European Commissioner responsible for Employment, Social Affairs and Inclusion
Speech: Employment and Social Situation Yearly Review 2012
Press conference / Brussels, 8 January 2013
You do not need me to tell you that 2012 was another very bad year for Europe. After five years of economic crisis, recession has returned, unemployment has reached levels not experienced in nearly two decades and the social situation is also deteriorating. This is confirmed by the latest review of Employment and Social Developments in Europe, which the Commission is publishing today.
The review also shows why the European social situation is so worrying.

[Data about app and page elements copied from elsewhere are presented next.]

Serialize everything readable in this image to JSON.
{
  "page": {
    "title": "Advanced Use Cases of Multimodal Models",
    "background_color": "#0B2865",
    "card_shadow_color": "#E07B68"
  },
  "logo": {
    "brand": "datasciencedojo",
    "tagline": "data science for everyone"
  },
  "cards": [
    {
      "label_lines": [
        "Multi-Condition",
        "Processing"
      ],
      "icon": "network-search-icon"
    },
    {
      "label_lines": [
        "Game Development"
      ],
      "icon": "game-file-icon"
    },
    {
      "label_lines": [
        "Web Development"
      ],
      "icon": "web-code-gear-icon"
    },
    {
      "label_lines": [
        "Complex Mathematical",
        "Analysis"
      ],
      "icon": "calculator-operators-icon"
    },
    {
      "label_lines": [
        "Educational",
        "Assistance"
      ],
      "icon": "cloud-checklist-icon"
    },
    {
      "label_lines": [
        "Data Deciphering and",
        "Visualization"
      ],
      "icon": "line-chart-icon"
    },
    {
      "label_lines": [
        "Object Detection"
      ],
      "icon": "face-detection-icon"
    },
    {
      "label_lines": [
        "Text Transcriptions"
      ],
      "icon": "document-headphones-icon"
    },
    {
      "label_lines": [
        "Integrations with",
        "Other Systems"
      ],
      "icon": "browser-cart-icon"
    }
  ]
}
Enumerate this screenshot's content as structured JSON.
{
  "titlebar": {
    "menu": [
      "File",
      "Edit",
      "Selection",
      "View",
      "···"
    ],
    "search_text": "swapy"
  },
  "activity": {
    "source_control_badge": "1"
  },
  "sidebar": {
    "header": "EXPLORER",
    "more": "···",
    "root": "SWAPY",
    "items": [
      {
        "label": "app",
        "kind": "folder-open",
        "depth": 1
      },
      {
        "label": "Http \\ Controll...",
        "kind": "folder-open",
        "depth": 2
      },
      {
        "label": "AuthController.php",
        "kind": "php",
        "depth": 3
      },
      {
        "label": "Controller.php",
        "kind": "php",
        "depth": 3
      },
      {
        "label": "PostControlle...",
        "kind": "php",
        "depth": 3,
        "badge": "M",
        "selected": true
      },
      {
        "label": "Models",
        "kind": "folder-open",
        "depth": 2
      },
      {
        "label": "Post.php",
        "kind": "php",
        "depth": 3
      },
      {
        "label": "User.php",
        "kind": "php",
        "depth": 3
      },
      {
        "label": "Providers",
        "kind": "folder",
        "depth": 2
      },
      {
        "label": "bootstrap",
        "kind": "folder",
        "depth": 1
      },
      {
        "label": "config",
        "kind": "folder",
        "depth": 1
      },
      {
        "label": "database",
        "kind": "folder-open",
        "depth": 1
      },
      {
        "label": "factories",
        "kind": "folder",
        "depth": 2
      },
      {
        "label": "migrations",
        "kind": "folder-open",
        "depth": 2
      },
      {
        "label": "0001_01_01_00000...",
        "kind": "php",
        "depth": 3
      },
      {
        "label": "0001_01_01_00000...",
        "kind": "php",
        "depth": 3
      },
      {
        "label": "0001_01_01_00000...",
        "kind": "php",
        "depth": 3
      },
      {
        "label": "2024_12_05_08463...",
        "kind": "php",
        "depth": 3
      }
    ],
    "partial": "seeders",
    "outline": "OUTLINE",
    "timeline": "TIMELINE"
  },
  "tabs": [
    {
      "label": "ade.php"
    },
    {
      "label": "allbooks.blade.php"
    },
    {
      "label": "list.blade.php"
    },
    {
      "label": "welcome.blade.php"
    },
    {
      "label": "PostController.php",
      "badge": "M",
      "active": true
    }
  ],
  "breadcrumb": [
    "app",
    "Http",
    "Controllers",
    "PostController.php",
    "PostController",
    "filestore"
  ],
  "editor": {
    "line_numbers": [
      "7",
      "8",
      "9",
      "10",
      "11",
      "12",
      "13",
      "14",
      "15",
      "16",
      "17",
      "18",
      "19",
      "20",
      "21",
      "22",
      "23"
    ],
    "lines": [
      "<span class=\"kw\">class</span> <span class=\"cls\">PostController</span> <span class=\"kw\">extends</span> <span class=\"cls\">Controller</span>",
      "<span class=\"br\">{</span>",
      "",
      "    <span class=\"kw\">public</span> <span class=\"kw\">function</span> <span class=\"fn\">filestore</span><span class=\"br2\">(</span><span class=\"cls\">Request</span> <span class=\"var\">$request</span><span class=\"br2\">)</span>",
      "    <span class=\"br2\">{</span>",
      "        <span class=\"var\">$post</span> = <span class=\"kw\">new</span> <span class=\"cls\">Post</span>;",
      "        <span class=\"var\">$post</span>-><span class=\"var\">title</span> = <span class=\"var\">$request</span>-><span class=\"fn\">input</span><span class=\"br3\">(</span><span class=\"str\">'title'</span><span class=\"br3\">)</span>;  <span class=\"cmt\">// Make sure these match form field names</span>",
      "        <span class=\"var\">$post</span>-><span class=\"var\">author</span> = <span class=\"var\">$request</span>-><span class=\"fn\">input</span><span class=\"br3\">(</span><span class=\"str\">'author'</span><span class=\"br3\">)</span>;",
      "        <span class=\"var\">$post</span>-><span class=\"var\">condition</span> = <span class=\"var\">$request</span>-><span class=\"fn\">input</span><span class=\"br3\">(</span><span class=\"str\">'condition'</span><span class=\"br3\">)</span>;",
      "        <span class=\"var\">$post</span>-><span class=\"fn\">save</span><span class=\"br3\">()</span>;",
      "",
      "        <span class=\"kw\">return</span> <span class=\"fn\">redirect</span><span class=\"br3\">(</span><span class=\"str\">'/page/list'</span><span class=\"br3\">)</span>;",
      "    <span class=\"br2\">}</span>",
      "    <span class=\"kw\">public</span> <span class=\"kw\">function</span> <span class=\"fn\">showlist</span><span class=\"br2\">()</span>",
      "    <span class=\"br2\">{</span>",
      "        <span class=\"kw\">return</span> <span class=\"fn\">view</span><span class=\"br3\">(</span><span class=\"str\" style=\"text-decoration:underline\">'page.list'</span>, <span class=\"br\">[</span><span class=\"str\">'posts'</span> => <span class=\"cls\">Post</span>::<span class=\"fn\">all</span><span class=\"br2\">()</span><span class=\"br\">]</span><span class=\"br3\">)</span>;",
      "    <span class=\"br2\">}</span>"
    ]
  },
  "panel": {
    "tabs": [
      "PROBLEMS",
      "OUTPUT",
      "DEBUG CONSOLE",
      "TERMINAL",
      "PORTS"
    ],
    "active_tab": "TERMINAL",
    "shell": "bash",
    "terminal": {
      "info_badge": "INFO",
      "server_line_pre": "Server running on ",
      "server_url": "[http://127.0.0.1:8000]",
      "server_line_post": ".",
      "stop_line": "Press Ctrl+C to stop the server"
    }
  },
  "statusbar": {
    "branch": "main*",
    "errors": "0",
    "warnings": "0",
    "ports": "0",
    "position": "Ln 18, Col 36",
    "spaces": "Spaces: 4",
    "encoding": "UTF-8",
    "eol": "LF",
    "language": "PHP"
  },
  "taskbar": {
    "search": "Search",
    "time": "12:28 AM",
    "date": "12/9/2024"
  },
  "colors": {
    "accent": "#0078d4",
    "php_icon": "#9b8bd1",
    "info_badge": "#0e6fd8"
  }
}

Household incomes have declined and the risk of poverty or exclusion is constantly growing.
Some population groups are affected more than others: young adults, unemployed women and single mothers are among those facing the highest risks of persistent poverty.
But the value of this review is not that it simply confirms to us how bad the current employment and social situation is. This review also shows us what works in terms of taking measures to remedy these problems so that Member States know better how to adjust their policies and build solutions that measure up to the problem we face.
First, the review shows that, after a few years of persistent crisis, most national welfare systems have lost much of their ability to protect household incomes against the effects of the crisis. The cushion of lower tax receipts and higher spending on social benefits, so-called 'automatic stabilisers', has gone flat as national fiscal policies have lost room for manoeuvre.
This points to the need to find better macroeconomic stabilisation mechanisms as we try to improve the functioning of the EU's Economic and Monetary Union. And more generally, we need to develop a much more integrated Economic and Monetary Union, including in the field of employment and social policies, as highlighted by the December European Council.
Second, the review confirms that the incidence of long-term unemployment varies widely between Member States, and that long term unemployment reflects the importance of skill levels. People need the right skills for the right jobs. The review's analysis shows in particular that in some countries, notably in the Southern part of Europe, the match between skills and jobs is bad and/or has worsened.
To reduce the skills mismatch, countries need to invest more efficiently in education and training, spend better on active labour market policies and support the creation of high skilled jobs in growth sectors such as the green economy, information and communications technologies and the healthcare sector.
The skills mismatch problem is particularly acute for the 7.5 million young Europeans between 15 and 24 who are unemployed or not in any form of education or training (so-called NEETs).
The proposals outlined in our December 2012 Youth Employment Package aim to address this problem by ensuring that jobless young people can boost their chances of finding a job. The Member States are called to establish a Youth Guarantee scheme ensuring that all young people up to the age of 25 receive a quality job offer, continued education, an apprenticeship or a traineeship within four months of leaving formal education or becoming unemployed. I therefore urge Member States to adopt and implement such schemes urgently.
Another Commission measure adopted recently, to modernise and improve the pan-EU job search network EURES, will help people with relevant skills to find jobs in other countries that need those specific skills. The aim is to make it easier for jobseekers to contact employers looking for particular skills, and for companies to find suitable workforce. There will be particular focus on sectors and occupations with skills shortages and targeted mobility schemes for young people.
Third, the risks of entering and escaping poverty vary greatly across Member States. The divergence is especially striking between the north and the south of the Eurozone. A widening gap is emerging between the countries confronted with fast rising unemployment and those that have better-functioning labour markets.
On the positive side, the review shows that improvements in the design of welfare systems can increase Member States' resilience to economic shocks and facilitate faster exit from the crisis. It means that Member States need to continue to reform their labour markets and social protection systems.
We set out an agenda for job creation and balanced labour market reform in the April 2012 Employment Package, and I will shortly present a Social Investment Package for Growth and Cohesion to address the growing risks of poverty and social exclusion.
As the crisis drags on, governments find it more difficult to invest in people and prevent economic and social exclusion. But we need social investment now, otherwise we will see a decline in economic potential and much larger social costs in the future.
The Social Investment Package will show ways to modernise the European Social Model so that it mobilises a larger share of Europe's human capital, ensuring social inclusion of disadvantaged people and an adequate level of social protection.
It is by working together, by learning from each other, by identifying where the real problems lay that we can make 2013 and the years ahead better than 2012. This review helps us to do just that.